When we conjugate the 3rd person singular of the present simple tense of verbs ending in -y sometimes we wonder why the English drop the final -y and add an -i plus -es and some other times they just add a -s.
This is my rule: get 2 vowels for a fly. I will show this by means of an example:
We conjugate the present simple tense in the affirmative form of to MARRY like this:
I marry, you marry, she marries, we marry, you marry, they marry.
MARR-Y only has a vowel (considering the semivowel -y a vowel itself). According to the rule we must get 2 vowels, therefore we drop the -y and add -i plus -es. The result is: marries. (You can count up to 2 vowels) Otherwise that would be marrys which is not real English.
Take now the present simple tense in the affirmative of to PLAY like this:
I play, you play, she plays, we play, you play, they play
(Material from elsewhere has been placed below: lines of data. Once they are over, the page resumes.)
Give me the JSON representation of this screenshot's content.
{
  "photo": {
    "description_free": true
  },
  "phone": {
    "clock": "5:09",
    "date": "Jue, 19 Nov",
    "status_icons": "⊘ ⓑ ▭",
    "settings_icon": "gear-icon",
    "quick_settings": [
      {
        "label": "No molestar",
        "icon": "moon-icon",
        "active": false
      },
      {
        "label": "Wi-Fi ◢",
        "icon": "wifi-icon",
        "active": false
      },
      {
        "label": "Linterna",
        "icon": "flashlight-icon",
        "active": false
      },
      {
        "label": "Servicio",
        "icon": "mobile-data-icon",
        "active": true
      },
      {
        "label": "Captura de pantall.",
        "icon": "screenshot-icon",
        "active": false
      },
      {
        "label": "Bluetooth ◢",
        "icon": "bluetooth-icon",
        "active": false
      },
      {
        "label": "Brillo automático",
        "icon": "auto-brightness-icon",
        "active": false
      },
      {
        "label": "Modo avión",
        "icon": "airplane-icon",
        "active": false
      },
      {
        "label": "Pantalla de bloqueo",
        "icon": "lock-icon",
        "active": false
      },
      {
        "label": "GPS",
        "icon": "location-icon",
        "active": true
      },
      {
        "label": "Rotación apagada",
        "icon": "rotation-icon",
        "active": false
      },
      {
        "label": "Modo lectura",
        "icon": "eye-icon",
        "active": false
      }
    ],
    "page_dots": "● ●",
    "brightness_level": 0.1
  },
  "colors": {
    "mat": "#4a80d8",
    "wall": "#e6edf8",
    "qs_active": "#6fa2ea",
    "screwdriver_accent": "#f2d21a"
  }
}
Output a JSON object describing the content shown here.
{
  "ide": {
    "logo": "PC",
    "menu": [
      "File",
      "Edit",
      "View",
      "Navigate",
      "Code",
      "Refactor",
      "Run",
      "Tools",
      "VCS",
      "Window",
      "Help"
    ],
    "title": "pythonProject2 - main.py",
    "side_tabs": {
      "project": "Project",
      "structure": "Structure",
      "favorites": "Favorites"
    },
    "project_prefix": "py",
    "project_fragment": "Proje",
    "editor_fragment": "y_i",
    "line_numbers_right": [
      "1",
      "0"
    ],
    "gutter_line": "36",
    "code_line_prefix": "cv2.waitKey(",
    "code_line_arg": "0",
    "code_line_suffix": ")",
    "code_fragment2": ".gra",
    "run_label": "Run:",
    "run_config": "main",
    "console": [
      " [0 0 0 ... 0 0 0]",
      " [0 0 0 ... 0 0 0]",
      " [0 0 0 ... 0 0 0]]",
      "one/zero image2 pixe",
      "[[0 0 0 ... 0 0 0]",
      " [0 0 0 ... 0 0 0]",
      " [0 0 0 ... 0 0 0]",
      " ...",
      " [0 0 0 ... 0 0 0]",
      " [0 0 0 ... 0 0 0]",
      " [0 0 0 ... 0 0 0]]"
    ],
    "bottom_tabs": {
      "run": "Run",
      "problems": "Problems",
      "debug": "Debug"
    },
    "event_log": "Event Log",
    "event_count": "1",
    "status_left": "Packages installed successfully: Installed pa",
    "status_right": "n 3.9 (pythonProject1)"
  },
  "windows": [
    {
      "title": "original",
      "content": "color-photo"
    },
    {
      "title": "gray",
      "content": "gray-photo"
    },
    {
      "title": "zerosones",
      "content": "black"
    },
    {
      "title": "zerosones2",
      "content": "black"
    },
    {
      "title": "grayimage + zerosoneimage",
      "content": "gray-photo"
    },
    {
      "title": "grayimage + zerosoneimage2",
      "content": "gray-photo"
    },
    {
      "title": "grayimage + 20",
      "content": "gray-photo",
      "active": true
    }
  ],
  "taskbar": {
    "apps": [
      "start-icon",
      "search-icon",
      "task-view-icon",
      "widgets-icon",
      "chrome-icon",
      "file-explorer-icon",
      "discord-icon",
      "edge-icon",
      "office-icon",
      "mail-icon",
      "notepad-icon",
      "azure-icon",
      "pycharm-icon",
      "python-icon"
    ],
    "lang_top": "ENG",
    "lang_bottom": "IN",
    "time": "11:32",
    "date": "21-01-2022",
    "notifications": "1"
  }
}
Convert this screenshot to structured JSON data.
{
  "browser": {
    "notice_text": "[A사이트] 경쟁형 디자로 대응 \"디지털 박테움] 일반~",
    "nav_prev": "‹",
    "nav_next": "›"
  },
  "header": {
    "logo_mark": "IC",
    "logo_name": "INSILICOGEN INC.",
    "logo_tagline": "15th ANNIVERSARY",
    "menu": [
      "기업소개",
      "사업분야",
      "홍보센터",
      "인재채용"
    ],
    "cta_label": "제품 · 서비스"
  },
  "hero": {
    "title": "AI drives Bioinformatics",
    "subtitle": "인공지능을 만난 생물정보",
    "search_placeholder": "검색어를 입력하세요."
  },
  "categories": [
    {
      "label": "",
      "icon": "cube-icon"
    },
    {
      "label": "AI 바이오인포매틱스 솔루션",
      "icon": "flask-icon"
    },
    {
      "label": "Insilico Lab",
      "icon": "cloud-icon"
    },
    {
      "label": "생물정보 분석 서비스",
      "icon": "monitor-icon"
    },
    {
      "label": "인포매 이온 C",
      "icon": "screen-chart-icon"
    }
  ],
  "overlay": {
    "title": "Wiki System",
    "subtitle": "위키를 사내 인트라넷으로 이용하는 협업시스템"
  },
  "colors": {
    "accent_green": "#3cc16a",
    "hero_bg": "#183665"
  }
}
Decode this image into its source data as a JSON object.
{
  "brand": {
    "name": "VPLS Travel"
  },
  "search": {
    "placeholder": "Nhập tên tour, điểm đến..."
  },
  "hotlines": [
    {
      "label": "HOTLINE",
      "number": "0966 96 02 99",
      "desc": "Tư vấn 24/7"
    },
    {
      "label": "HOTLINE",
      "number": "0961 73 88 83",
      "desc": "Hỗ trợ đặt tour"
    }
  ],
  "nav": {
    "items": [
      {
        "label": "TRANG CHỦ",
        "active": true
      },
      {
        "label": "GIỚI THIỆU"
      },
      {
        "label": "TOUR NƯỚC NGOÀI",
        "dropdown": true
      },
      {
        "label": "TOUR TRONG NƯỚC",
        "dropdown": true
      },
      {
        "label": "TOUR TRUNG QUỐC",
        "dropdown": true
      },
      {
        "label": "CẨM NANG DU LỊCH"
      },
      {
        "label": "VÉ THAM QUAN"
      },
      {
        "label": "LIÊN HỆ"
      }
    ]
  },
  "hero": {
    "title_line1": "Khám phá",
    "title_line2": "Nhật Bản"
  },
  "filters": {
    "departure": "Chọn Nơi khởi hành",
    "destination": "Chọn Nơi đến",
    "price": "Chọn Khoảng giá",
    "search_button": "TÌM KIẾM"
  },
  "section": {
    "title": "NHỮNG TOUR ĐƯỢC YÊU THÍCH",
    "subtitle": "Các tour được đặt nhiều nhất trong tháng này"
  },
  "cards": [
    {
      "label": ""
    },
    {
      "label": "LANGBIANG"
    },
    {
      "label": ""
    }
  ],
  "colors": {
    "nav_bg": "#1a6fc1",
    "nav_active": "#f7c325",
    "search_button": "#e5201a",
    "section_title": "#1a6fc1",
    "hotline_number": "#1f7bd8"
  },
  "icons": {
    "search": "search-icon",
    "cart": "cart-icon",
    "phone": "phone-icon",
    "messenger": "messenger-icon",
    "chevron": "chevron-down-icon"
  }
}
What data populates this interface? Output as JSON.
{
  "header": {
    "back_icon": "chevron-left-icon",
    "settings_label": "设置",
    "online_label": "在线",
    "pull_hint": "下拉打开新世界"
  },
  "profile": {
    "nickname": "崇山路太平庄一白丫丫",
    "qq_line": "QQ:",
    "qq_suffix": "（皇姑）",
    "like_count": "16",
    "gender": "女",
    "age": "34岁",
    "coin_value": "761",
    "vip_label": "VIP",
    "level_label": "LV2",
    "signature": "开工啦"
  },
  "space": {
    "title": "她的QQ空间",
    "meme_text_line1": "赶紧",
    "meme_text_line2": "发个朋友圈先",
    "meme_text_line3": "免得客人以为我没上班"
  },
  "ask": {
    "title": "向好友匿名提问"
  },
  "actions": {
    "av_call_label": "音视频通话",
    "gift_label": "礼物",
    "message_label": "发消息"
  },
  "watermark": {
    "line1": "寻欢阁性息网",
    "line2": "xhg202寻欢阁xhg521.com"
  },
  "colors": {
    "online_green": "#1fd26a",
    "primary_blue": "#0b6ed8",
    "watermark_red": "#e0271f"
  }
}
PLAY-S has got 2 vowels so there must not be any dropping of vowels.